Assignment:
Print the listing in full, with no character changed.
[[ Records for this exercise open ]]
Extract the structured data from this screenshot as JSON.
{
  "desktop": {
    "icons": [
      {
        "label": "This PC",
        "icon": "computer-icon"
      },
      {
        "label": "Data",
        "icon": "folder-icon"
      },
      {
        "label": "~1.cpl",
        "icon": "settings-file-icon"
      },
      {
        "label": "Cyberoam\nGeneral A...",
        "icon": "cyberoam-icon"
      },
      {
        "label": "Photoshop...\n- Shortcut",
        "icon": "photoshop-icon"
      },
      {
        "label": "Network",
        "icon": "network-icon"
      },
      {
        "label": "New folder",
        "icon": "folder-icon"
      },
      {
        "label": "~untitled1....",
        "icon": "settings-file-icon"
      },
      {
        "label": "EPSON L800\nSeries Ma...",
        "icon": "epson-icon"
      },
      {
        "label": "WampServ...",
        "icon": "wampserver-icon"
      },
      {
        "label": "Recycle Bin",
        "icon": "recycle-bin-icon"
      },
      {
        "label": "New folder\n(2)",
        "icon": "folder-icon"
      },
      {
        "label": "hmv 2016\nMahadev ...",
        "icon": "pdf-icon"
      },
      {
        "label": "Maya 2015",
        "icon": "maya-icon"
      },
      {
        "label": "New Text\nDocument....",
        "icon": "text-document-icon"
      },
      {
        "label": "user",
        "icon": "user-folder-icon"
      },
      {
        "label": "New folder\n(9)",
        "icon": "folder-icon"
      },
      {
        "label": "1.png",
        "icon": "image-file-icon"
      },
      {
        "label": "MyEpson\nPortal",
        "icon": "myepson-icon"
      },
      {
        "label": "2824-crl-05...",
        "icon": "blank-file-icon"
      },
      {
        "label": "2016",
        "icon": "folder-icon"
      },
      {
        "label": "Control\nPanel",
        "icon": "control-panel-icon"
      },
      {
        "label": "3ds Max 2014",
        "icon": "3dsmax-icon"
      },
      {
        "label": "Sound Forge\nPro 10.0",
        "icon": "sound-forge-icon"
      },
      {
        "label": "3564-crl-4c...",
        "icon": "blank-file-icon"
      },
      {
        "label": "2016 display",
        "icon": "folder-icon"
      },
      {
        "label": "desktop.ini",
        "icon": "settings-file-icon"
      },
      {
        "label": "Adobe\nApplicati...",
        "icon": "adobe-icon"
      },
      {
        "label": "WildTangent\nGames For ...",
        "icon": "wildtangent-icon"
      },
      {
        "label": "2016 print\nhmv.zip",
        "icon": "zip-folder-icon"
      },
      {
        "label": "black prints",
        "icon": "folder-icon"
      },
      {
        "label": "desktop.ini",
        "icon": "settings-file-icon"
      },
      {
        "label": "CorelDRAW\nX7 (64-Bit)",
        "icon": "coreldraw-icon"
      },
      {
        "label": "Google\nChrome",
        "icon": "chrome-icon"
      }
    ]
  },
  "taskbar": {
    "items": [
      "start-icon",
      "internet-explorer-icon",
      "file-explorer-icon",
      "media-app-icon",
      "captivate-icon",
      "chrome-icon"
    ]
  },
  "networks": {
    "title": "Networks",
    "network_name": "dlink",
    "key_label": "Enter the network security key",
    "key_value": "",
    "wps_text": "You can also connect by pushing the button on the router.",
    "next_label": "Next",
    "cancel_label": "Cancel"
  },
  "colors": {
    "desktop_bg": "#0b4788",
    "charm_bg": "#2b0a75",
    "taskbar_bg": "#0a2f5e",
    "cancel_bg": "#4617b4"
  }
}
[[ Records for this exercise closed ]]
Expected output:
Extract the structured data from this screenshot as JSON.
{
  "desktop": {
    "icons": [
      {
        "label": "This PC",
        "icon": "computer-icon"
      },
      {
        "label": "Data",
        "icon": "folder-icon"
      },
      {
        "label": "~1.cpl",
        "icon": "settings-file-icon"
      },
      {
        "label": "Cyberoam\nGeneral A...",
        "icon": "cyberoam-icon"
      },
      {
        "label": "Photoshop...\n- Shortcut",
        "icon": "photoshop-icon"
      },
      {
        "label": "Network",
        "icon": "network-icon"
      },
      {
        "label": "New folder",
        "icon": "folder-icon"
      },
      {
        "label": "~untitled1....",
        "icon": "settings-file-icon"
      },
      {
        "label": "EPSON L800\nSeries Ma...",
        "icon": "epson-icon"
      },
      {
        "label": "WampServ...",
        "icon": "wampserver-icon"
      },
      {
        "label": "Recycle Bin",
        "icon": "recycle-bin-icon"
      },
      {
        "label": "New folder\n(2)",
        "icon": "folder-icon"
      },
      {
        "label": "hmv 2016\nMahadev ...",
        "icon": "pdf-icon"
      },
      {
        "label": "Maya 2015",
        "icon": "maya-icon"
      },
      {
        "label": "New Text\nDocument....",
        "icon": "text-document-icon"
      },
      {
        "label": "user",
        "icon": "user-folder-icon"
      },
      {
        "label": "New folder\n(9)",
        "icon": "folder-icon"
      },
      {
        "label": "1.png",
        "icon": "image-file-icon"
      },
      {
        "label": "MyEpson\nPortal",
        "icon": "myepson-icon"
      },
      {
        "label": "2824-crl-05...",
        "icon": "blank-file-icon"
      },
      {
        "label": "2016",
        "icon": "folder-icon"
      },
      {
        "label": "Control\nPanel",
        "icon": "control-panel-icon"
      },
      {
        "label": "3ds Max 2014",
        "icon": "3dsmax-icon"
      },
      {
        "label": "Sound Forge\nPro 10.0",
        "icon": "sound-forge-icon"
      },
      {
        "label": "3564-crl-4c...",
        "icon": "blank-file-icon"
      },
      {
        "label": "2016 display",
        "icon": "folder-icon"
      },
      {
        "label": "desktop.ini",
        "icon": "settings-file-icon"
      },
      {
        "label": "Adobe\nApplicati...",
        "icon": "adobe-icon"
      },
      {
        "label": "WildTangent\nGames For ...",
        "icon": "wildtangent-icon"
      },
      {
        "label": "2016 print\nhmv.zip",
        "icon": "zip-folder-icon"
      },
      {
        "label": "black prints",
        "icon": "folder-icon"
      },
      {
        "label": "desktop.ini",
        "icon": "settings-file-icon"
      },
      {
        "label": "CorelDRAW\nX7 (64-Bit)",
        "icon": "coreldraw-icon"
      },
      {
        "label": "Google\nChrome",
        "icon": "chrome-icon"
      }
    ]
  },
  "taskbar": {
    "items": [
      "start-icon",
      "internet-explorer-icon",
      "file-explorer-icon",
      "media-app-icon",
      "captivate-icon",
      "chrome-icon"
    ]
  },
  "networks": {
    "title": "Networks",
    "network_name": "dlink",
    "key_label": "Enter the network security key",
    "key_value": "",
    "wps_text": "You can also connect by pushing the button on the router.",
    "next_label": "Next",
    "cancel_label": "Cancel"
  },
  "colors": {
    "desktop_bg": "#0b4788",
    "charm_bg": "#2b0a75",
    "taskbar_bg": "#0a2f5e",
    "cancel_bg": "#4617b4"
  }
}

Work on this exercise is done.